Omit every picture and output the rest of the records exactly as they are.

GIVEN DATA Start Marker

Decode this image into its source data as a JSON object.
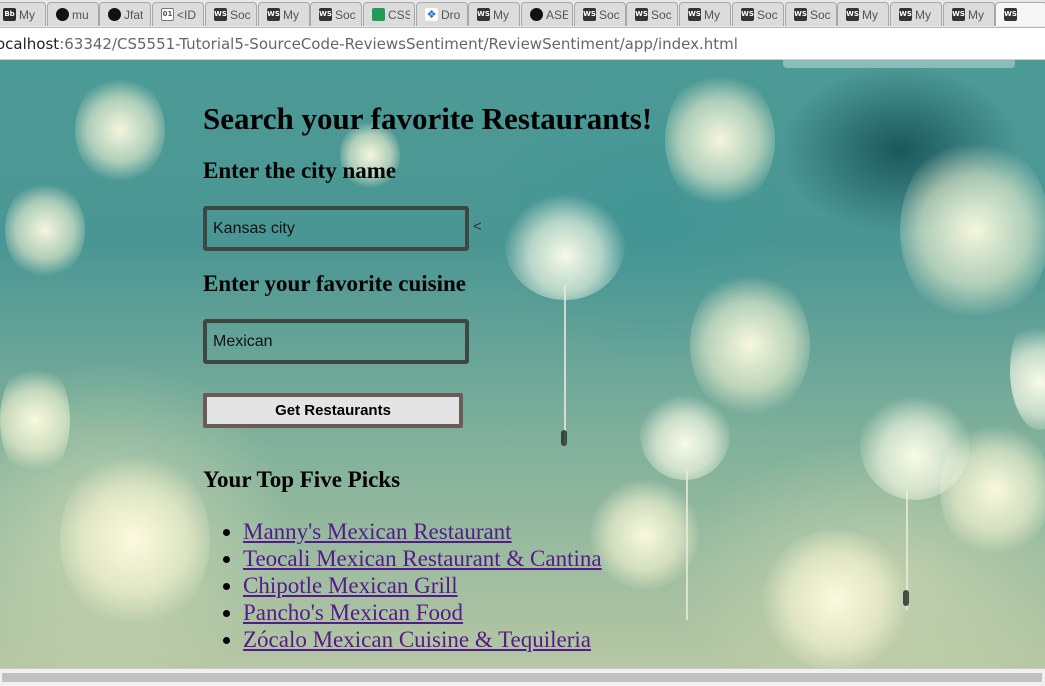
{
  "browser": {
    "tabs": [
      {
        "title": "My",
        "icon": "Bb"
      },
      {
        "title": "mu",
        "icon": "github"
      },
      {
        "title": "Jfat",
        "icon": "github"
      },
      {
        "title": "<ID",
        "icon": "doc"
      },
      {
        "title": "Soc",
        "icon": "WS"
      },
      {
        "title": "My",
        "icon": "WS"
      },
      {
        "title": "Soc",
        "icon": "WS"
      },
      {
        "title": "CSS",
        "icon": "sheet"
      },
      {
        "title": "Dro",
        "icon": "dropbox"
      },
      {
        "title": "My",
        "icon": "WS"
      },
      {
        "title": "ASE",
        "icon": "github"
      },
      {
        "title": "Soc",
        "icon": "WS"
      },
      {
        "title": "Soc",
        "icon": "WS"
      },
      {
        "title": "My",
        "icon": "WS"
      },
      {
        "title": "Soc",
        "icon": "WS"
      },
      {
        "title": "Soc",
        "icon": "WS"
      },
      {
        "title": "My",
        "icon": "WS"
      },
      {
        "title": "My",
        "icon": "WS"
      },
      {
        "title": "My",
        "icon": "WS"
      },
      {
        "title": "",
        "icon": "WS"
      }
    ],
    "address": {
      "host": "ocalhost",
      "path": ":63342/CS5551-Tutorial5-SourceCode-ReviewsSentiment/ReviewSentiment/app/index.html"
    }
  },
  "page": {
    "title": "Search your favorite Restaurants!",
    "city_label": "Enter the city name",
    "city_value": "Kansas city",
    "city_marker": "<",
    "cuisine_label": "Enter your favorite cuisine",
    "cuisine_value": "Mexican",
    "button_label": "Get Restaurants",
    "results_heading": "Your Top Five Picks",
    "results": [
      "Manny's Mexican Restaurant",
      "Teocali Mexican Restaurant & Cantina",
      "Chipotle Mexican Grill",
      "Pancho's Mexican Food",
      "Zócalo Mexican Cuisine & Tequileria"
    ]
  },
  "colors": {
    "link": "#551a8b",
    "input_border": "#3f4743",
    "button_border": "#6b5a5a",
    "background_teal": "#4a9694"
  }
}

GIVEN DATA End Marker

**RESPONSE BELOW**
Decode this image into its source data as a JSON object.
{
  "browser": {
    "tabs": [
      {
        "title": "My",
        "icon": "Bb"
      },
      {
        "title": "mu",
        "icon": "github"
      },
      {
        "title": "Jfat",
        "icon": "github"
      },
      {
        "title": "<ID",
        "icon": "doc"
      },
      {
        "title": "Soc",
        "icon": "WS"
      },
      {
        "title": "My",
        "icon": "WS"
      },
      {
        "title": "Soc",
        "icon": "WS"
      },
      {
        "title": "CSS",
        "icon": "sheet"
      },
      {
        "title": "Dro",
        "icon": "dropbox"
      },
      {
        "title": "My",
        "icon": "WS"
      },
      {
        "title": "ASE",
        "icon": "github"
      },
      {
        "title": "Soc",
        "icon": "WS"
      },
      {
        "title": "Soc",
        "icon": "WS"
      },
      {
        "title": "My",
        "icon": "WS"
      },
      {
        "title": "Soc",
        "icon": "WS"
      },
      {
        "title": "Soc",
        "icon": "WS"
      },
      {
        "title": "My",
        "icon": "WS"
      },
      {
        "title": "My",
        "icon": "WS"
      },
      {
        "title": "My",
        "icon": "WS"
      },
      {
        "title": "",
        "icon": "WS"
      }
    ],
    "address": {
      "host": "ocalhost",
      "path": ":63342/CS5551-Tutorial5-SourceCode-ReviewsSentiment/ReviewSentiment/app/index.html"
    }
  },
  "page": {
    "title": "Search your favorite Restaurants!",
    "city_label": "Enter the city name",
    "city_value": "Kansas city",
    "city_marker": "<",
    "cuisine_label": "Enter your favorite cuisine",
    "cuisine_value": "Mexican",
    "button_label": "Get Restaurants",
    "results_heading": "Your Top Five Picks",
    "results": [
      "Manny's Mexican Restaurant",
      "Teocali Mexican Restaurant & Cantina",
      "Chipotle Mexican Grill",
      "Pancho's Mexican Food",
      "Zócalo Mexican Cuisine & Tequileria"
    ]
  },
  "colors": {
    "link": "#551a8b",
    "input_border": "#3f4743",
    "button_border": "#6b5a5a",
    "background_teal": "#4a9694"
  }
}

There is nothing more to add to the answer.